§ **EXERCISE GOAL**: Copy each line from the data that has the word "this" in it.

++++++

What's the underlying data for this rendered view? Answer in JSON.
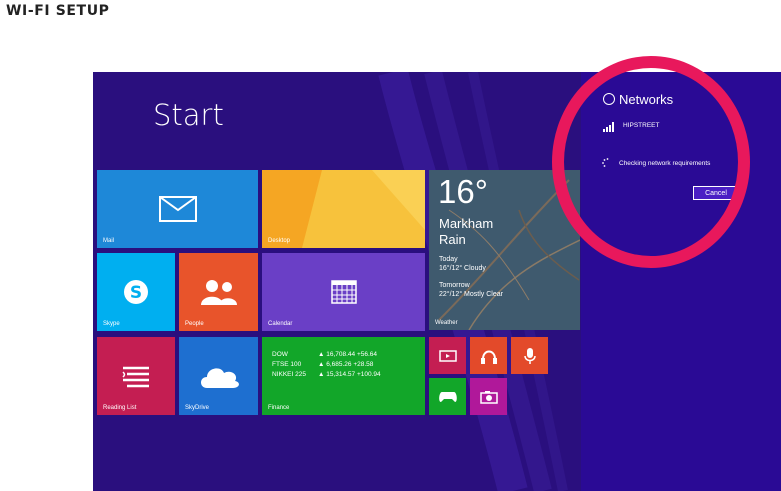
{
  "page": {
    "heading": "WI-FI SETUP"
  },
  "start": {
    "title": "Start"
  },
  "tiles": {
    "mail": "Mail",
    "desktop": "Desktop",
    "skype": "Skype",
    "people": "People",
    "calendar": "Calendar",
    "reading_list": "Reading List",
    "skydrive": "SkyDrive",
    "finance": "Finance",
    "weather": "Weather"
  },
  "weather": {
    "temp": "16°",
    "city": "Markham",
    "condition": "Rain",
    "today_label": "Today",
    "today_forecast": "16°/12° Cloudy",
    "tomorrow_label": "Tomorrow",
    "tomorrow_forecast": "22°/12° Mostly Clear"
  },
  "finance": {
    "rows": [
      {
        "name": "DOW",
        "value": "▲ 16,708.44 +56.64"
      },
      {
        "name": "FTSE 100",
        "value": "▲ 6,685.26 +28.58"
      },
      {
        "name": "NIKKEI 225",
        "value": "▲ 15,314.57 +100.94"
      }
    ]
  },
  "networks": {
    "title": "Networks",
    "network_name": "HIPSTREET",
    "status": "Checking network requirements",
    "cancel_label": "Cancel"
  },
  "colors": {
    "background": "#2a0f7e",
    "highlight_ring": "#e8185c",
    "mail": "#1e88d8",
    "desktop": "#f5a623",
    "skype": "#00aff0",
    "people": "#e8542b",
    "calendar": "#6a3fc6",
    "reading_list": "#c41e52",
    "skydrive": "#1e6fd0",
    "finance": "#12a629",
    "small_tiles": "#e34a2a",
    "video": "#c41e52",
    "games": "#12a629",
    "camera": "#b0189a"
  }
}
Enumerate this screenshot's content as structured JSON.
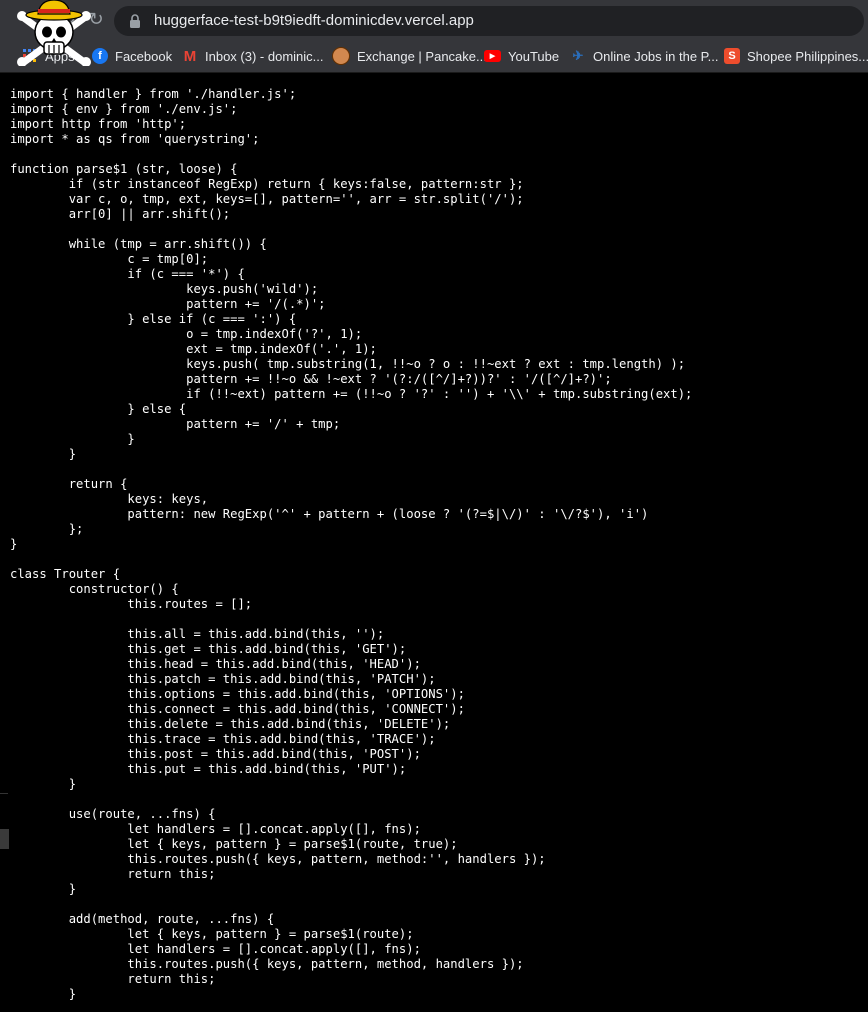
{
  "browser": {
    "url": "huggerface-test-b9t9iedft-dominicdev.vercel.app",
    "reload_icon": "reload-icon",
    "lock_icon": "lock-icon"
  },
  "bookmarks": [
    {
      "label": "Apps",
      "icon": "apps-icon",
      "color": "#4285f4"
    },
    {
      "label": "Facebook",
      "icon": "facebook-icon",
      "color": "#1877f2"
    },
    {
      "label": "Inbox (3) - dominic...",
      "icon": "gmail-icon",
      "color": "#ea4335"
    },
    {
      "label": "Exchange | Pancake...",
      "icon": "pancakeswap-icon",
      "color": "#d1884f"
    },
    {
      "label": "YouTube",
      "icon": "youtube-icon",
      "color": "#ff0000"
    },
    {
      "label": "Online Jobs in the P...",
      "icon": "onlinejobs-icon",
      "color": "#2a6ebb"
    },
    {
      "label": "Shopee Philippines...",
      "icon": "shopee-icon",
      "color": "#ee4d2d"
    }
  ],
  "code": "import { handler } from './handler.js';\nimport { env } from './env.js';\nimport http from 'http';\nimport * as qs from 'querystring';\n\nfunction parse$1 (str, loose) {\n\tif (str instanceof RegExp) return { keys:false, pattern:str };\n\tvar c, o, tmp, ext, keys=[], pattern='', arr = str.split('/');\n\tarr[0] || arr.shift();\n\n\twhile (tmp = arr.shift()) {\n\t\tc = tmp[0];\n\t\tif (c === '*') {\n\t\t\tkeys.push('wild');\n\t\t\tpattern += '/(.*)';\n\t\t} else if (c === ':') {\n\t\t\to = tmp.indexOf('?', 1);\n\t\t\text = tmp.indexOf('.', 1);\n\t\t\tkeys.push( tmp.substring(1, !!~o ? o : !!~ext ? ext : tmp.length) );\n\t\t\tpattern += !!~o && !~ext ? '(?:/([^/]+?))?' : '/([^/]+?)';\n\t\t\tif (!!~ext) pattern += (!!~o ? '?' : '') + '\\\\' + tmp.substring(ext);\n\t\t} else {\n\t\t\tpattern += '/' + tmp;\n\t\t}\n\t}\n\n\treturn {\n\t\tkeys: keys,\n\t\tpattern: new RegExp('^' + pattern + (loose ? '(?=$|\\/)' : '\\/?$'), 'i')\n\t};\n}\n\nclass Trouter {\n\tconstructor() {\n\t\tthis.routes = [];\n\n\t\tthis.all = this.add.bind(this, '');\n\t\tthis.get = this.add.bind(this, 'GET');\n\t\tthis.head = this.add.bind(this, 'HEAD');\n\t\tthis.patch = this.add.bind(this, 'PATCH');\n\t\tthis.options = this.add.bind(this, 'OPTIONS');\n\t\tthis.connect = this.add.bind(this, 'CONNECT');\n\t\tthis.delete = this.add.bind(this, 'DELETE');\n\t\tthis.trace = this.add.bind(this, 'TRACE');\n\t\tthis.post = this.add.bind(this, 'POST');\n\t\tthis.put = this.add.bind(this, 'PUT');\n\t}\n\n\tuse(route, ...fns) {\n\t\tlet handlers = [].concat.apply([], fns);\n\t\tlet { keys, pattern } = parse$1(route, true);\n\t\tthis.routes.push({ keys, pattern, method:'', handlers });\n\t\treturn this;\n\t}\n\n\tadd(method, route, ...fns) {\n\t\tlet { keys, pattern } = parse$1(route);\n\t\tlet handlers = [].concat.apply([], fns);\n\t\tthis.routes.push({ keys, pattern, method, handlers });\n\t\treturn this;\n\t}"
}
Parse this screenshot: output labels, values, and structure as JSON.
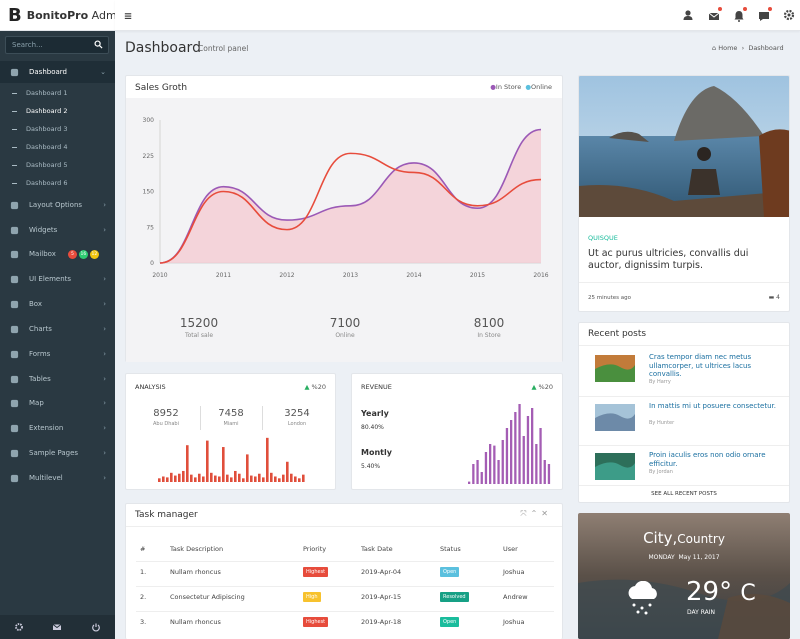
{
  "brand": {
    "letter": "B",
    "name": "BonitoPro",
    "suffix": "Admin"
  },
  "sidebar": {
    "search_placeholder": "Search...",
    "items": [
      {
        "label": "Dashboard",
        "icon": "palette-icon"
      },
      {
        "label": "Layout Options",
        "icon": "layers-icon"
      },
      {
        "label": "Widgets",
        "icon": "widgets-icon"
      },
      {
        "label": "Mailbox",
        "icon": "mailbox-icon"
      },
      {
        "label": "UI Elements",
        "icon": "ui-elements-icon"
      },
      {
        "label": "Box",
        "icon": "box-icon"
      },
      {
        "label": "Charts",
        "icon": "pie-chart-icon"
      },
      {
        "label": "Forms",
        "icon": "edit-icon"
      },
      {
        "label": "Tables",
        "icon": "table-icon"
      },
      {
        "label": "Map",
        "icon": "map-icon"
      },
      {
        "label": "Extension",
        "icon": "extension-icon"
      },
      {
        "label": "Sample Pages",
        "icon": "pages-icon"
      },
      {
        "label": "Multilevel",
        "icon": "share-icon"
      }
    ],
    "subitems": [
      "Dashboard 1",
      "Dashboard 2",
      "Dashboard 3",
      "Dashboard 4",
      "Dashboard 5",
      "Dashboard 6"
    ],
    "mail_badges": [
      {
        "text": "5",
        "color": "#e74c3c"
      },
      {
        "text": "16",
        "color": "#2ecc71"
      },
      {
        "text": "12",
        "color": "#f1c40f"
      }
    ]
  },
  "page": {
    "title": "Dashboard",
    "subtitle": "Control panel",
    "breadcrumb_home": "Home",
    "breadcrumb_current": "Dashboard"
  },
  "sales": {
    "title": "Sales Groth",
    "legend": [
      "In Store",
      "Online"
    ],
    "stats": [
      {
        "value": "15200",
        "label": "Total sale"
      },
      {
        "value": "7100",
        "label": "Online"
      },
      {
        "value": "8100",
        "label": "In Store"
      }
    ]
  },
  "chart_data": {
    "type": "line",
    "title": "Sales Groth",
    "x": [
      "2010",
      "2011",
      "2012",
      "2013",
      "2014",
      "2015",
      "2016"
    ],
    "ylim": [
      0,
      300
    ],
    "yticks": [
      "0",
      "75",
      "150",
      "225",
      "300"
    ],
    "series": [
      {
        "name": "In Store",
        "color": "#9b59b6",
        "values": [
          0,
          160,
          90,
          120,
          210,
          115,
          280
        ]
      },
      {
        "name": "Online",
        "color": "#e74c3c",
        "values": [
          0,
          150,
          70,
          230,
          190,
          120,
          175
        ]
      }
    ]
  },
  "analysis": {
    "title": "ANALYSIS",
    "trend": "%20",
    "stats": [
      {
        "value": "8952",
        "label": "Abu Dhabi"
      },
      {
        "value": "7458",
        "label": "Miami"
      },
      {
        "value": "3254",
        "label": "London"
      }
    ],
    "bars": [
      4,
      6,
      5,
      10,
      7,
      9,
      12,
      40,
      8,
      5,
      9,
      6,
      45,
      10,
      7,
      6,
      38,
      8,
      5,
      12,
      9,
      4,
      30,
      7,
      6,
      9,
      5,
      48,
      10,
      6,
      4,
      8,
      22,
      9,
      6,
      4,
      8
    ]
  },
  "revenue": {
    "title": "REVENUE",
    "trend": "%20",
    "yearly_label": "Yearly",
    "yearly_value": "80.40%",
    "monthly_label": "Montly",
    "monthly_value": "5.40%",
    "bars": [
      3,
      25,
      30,
      15,
      40,
      50,
      48,
      30,
      55,
      70,
      80,
      90,
      100,
      60,
      85,
      95,
      50,
      70,
      30,
      25
    ]
  },
  "tasks": {
    "title": "Task manager",
    "columns": [
      "#",
      "Task Description",
      "Priority",
      "Task Date",
      "Status",
      "User"
    ],
    "rows": [
      {
        "n": "1.",
        "desc": "Nullam rhoncus",
        "priority": "Highest",
        "pcolor": "#e74c3c",
        "date": "2019-Apr-04",
        "status": "Open",
        "scolor": "#5bc0de",
        "user": "Joshua"
      },
      {
        "n": "2.",
        "desc": "Consectetur Adipiscing",
        "priority": "High",
        "pcolor": "#f7c22e",
        "date": "2019-Apr-15",
        "status": "Resolved",
        "scolor": "#16a085",
        "user": "Andrew"
      },
      {
        "n": "3.",
        "desc": "Nullam rhoncus",
        "priority": "Highest",
        "pcolor": "#e74c3c",
        "date": "2019-Apr-18",
        "status": "Open",
        "scolor": "#1abc9c",
        "user": "Joshua"
      }
    ]
  },
  "feature": {
    "tag": "QUISQUE",
    "text": "Ut ac purus ultricies, convallis dui auctor, dignissim turpis.",
    "time": "25 minutes ago",
    "comments": "4"
  },
  "recent": {
    "title": "Recent posts",
    "footer": "SEE ALL RECENT POSTS",
    "posts": [
      {
        "title": "Cras tempor diam nec metus ullamcorper, ut ultrices lacus convallis.",
        "author": "By Harry"
      },
      {
        "title": "In mattis mi ut posuere consectetur.",
        "author": "By Hunter"
      },
      {
        "title": "Proin iaculis eros non odio ornare efficitur.",
        "author": "By Jordan"
      }
    ]
  },
  "weather": {
    "city": "City",
    "country": "Country",
    "day": "MONDAY",
    "date": "May 11, 2017",
    "temp": "29°",
    "unit": "C",
    "condition": "DAY RAIN"
  }
}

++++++

§ **RESULT BELOW**:
What's the underlying data for this rendered view? Answer in JSON.
Enumerate this screenshot's content as structured JSON.
  "code": "import { handler } from './handler.js';\nimport { env } from './env.js';\nimport http from 'http';\nimport * as qs from 'querystring';\n\nfunction parse$1 (str, loose) {\n\tif (str instanceof RegExp) return { keys:false, pattern:str };\n\tvar c, o, tmp, ext, keys=[], pattern='', arr = str.split('/');\n\tarr[0] || arr.shift();\n\n\twhile (tmp = arr.shift()) {\n\t\tc = tmp[0];\n\t\tif (c === '*') {\n\t\t\tkeys.push('wild');\n\t\t\tpattern += '/(.*)';\n\t\t} else if (c === ':') {\n\t\t\to = tmp.indexOf('?', 1);\n\t\t\text = tmp.indexOf('.', 1);\n\t\t\tkeys.push( tmp.substring(1, !!~o ? o : !!~ext ? ext : tmp.length) );\n\t\t\tpattern += !!~o && !~ext ? '(?:/([^/]+?))?' : '/([^/]+?)';\n\t\t\tif (!!~ext) pattern += (!!~o ? '?' : '') + '\\\\' + tmp.substring(ext);\n\t\t} else {\n\t\t\tpattern += '/' + tmp;\n\t\t}\n\t}\n\n\treturn {\n\t\tkeys: keys,\n\t\tpattern: new RegExp('^' + pattern + (loose ? '(?=$|\\/)' : '\\/?$'), 'i')\n\t};\n}\n\nclass Trouter {\n\tconstructor() {\n\t\tthis.routes = [];\n\n\t\tthis.all = this.add.bind(this, '');\n\t\tthis.get = this.add.bind(this, 'GET');\n\t\tthis.head = this.add.bind(this, 'HEAD');\n\t\tthis.patch = this.add.bind(this, 'PATCH');\n\t\tthis.options = this.add.bind(this, 'OPTIONS');\n\t\tthis.connect = this.add.bind(this, 'CONNECT');\n\t\tthis.delete = this.add.bind(this, 'DELETE');\n\t\tthis.trace = this.add.bind(this, 'TRACE');\n\t\tthis.post = this.add.bind(this, 'POST');\n\t\tthis.put = this.add.bind(this, 'PUT');\n\t}\n\n\tuse(route, ...fns) {\n\t\tlet handlers = [].concat.apply([], fns);\n\t\tlet { keys, pattern } = parse$1(route, true);\n\t\tthis.routes.push({ keys, pattern, method:'', handlers });\n\t\treturn this;\n\t}\n\n\tadd(method, route, ...fns) {\n\t\tlet { keys, pattern } = parse$1(route);\n\t\tlet handlers = [].concat.apply([], fns);\n\t\tthis.routes.push({ keys, pattern, method, handlers });\n\t\treturn this;\n\t}"
Parse this screenshot: output labels, values, and structure as JSON.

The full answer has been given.